• _Exercise data_
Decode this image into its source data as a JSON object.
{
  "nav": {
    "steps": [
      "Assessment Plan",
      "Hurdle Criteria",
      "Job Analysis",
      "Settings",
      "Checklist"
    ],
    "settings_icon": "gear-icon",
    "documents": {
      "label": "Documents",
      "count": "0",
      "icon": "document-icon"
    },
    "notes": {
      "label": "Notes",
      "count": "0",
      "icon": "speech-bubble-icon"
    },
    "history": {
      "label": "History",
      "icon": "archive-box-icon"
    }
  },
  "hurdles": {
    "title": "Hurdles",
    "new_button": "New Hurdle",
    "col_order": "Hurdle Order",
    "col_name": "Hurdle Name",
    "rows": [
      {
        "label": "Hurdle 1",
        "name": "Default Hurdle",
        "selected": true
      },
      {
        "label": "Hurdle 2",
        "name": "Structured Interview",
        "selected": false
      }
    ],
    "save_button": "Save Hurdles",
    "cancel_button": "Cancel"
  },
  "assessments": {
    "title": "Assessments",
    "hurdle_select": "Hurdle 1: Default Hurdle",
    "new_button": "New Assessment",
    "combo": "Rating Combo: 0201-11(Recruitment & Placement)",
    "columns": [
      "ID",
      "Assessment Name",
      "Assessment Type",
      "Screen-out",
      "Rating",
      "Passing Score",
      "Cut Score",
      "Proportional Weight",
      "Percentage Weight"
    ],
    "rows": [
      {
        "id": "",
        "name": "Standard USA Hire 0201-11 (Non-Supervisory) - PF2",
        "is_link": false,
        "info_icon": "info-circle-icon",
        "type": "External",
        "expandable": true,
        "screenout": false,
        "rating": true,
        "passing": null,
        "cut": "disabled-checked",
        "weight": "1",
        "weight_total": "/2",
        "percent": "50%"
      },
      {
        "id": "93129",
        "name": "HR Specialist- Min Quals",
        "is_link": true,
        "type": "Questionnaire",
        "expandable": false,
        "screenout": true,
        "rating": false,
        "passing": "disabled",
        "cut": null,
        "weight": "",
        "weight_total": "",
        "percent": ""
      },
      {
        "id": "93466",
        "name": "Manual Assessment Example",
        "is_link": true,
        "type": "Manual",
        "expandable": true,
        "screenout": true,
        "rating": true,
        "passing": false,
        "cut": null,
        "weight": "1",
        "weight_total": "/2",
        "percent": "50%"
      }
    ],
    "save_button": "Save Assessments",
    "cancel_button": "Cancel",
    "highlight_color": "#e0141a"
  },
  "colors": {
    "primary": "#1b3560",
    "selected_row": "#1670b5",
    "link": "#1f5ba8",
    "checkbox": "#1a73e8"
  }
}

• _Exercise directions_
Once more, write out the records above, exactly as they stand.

• _Answer area_
Decode this image into its source data as a JSON object.
{
  "nav": {
    "steps": [
      "Assessment Plan",
      "Hurdle Criteria",
      "Job Analysis",
      "Settings",
      "Checklist"
    ],
    "settings_icon": "gear-icon",
    "documents": {
      "label": "Documents",
      "count": "0",
      "icon": "document-icon"
    },
    "notes": {
      "label": "Notes",
      "count": "0",
      "icon": "speech-bubble-icon"
    },
    "history": {
      "label": "History",
      "icon": "archive-box-icon"
    }
  },
  "hurdles": {
    "title": "Hurdles",
    "new_button": "New Hurdle",
    "col_order": "Hurdle Order",
    "col_name": "Hurdle Name",
    "rows": [
      {
        "label": "Hurdle 1",
        "name": "Default Hurdle",
        "selected": true
      },
      {
        "label": "Hurdle 2",
        "name": "Structured Interview",
        "selected": false
      }
    ],
    "save_button": "Save Hurdles",
    "cancel_button": "Cancel"
  },
  "assessments": {
    "title": "Assessments",
    "hurdle_select": "Hurdle 1: Default Hurdle",
    "new_button": "New Assessment",
    "combo": "Rating Combo: 0201-11(Recruitment & Placement)",
    "columns": [
      "ID",
      "Assessment Name",
      "Assessment Type",
      "Screen-out",
      "Rating",
      "Passing Score",
      "Cut Score",
      "Proportional Weight",
      "Percentage Weight"
    ],
    "rows": [
      {
        "id": "",
        "name": "Standard USA Hire 0201-11 (Non-Supervisory) - PF2",
        "is_link": false,
        "info_icon": "info-circle-icon",
        "type": "External",
        "expandable": true,
        "screenout": false,
        "rating": true,
        "passing": null,
        "cut": "disabled-checked",
        "weight": "1",
        "weight_total": "/2",
        "percent": "50%"
      },
      {
        "id": "93129",
        "name": "HR Specialist- Min Quals",
        "is_link": true,
        "type": "Questionnaire",
        "expandable": false,
        "screenout": true,
        "rating": false,
        "passing": "disabled",
        "cut": null,
        "weight": "",
        "weight_total": "",
        "percent": ""
      },
      {
        "id": "93466",
        "name": "Manual Assessment Example",
        "is_link": true,
        "type": "Manual",
        "expandable": true,
        "screenout": true,
        "rating": true,
        "passing": false,
        "cut": null,
        "weight": "1",
        "weight_total": "/2",
        "percent": "50%"
      }
    ],
    "save_button": "Save Assessments",
    "cancel_button": "Cancel",
    "highlight_color": "#e0141a"
  },
  "colors": {
    "primary": "#1b3560",
    "selected_row": "#1670b5",
    "link": "#1f5ba8",
    "checkbox": "#1a73e8"
  }
}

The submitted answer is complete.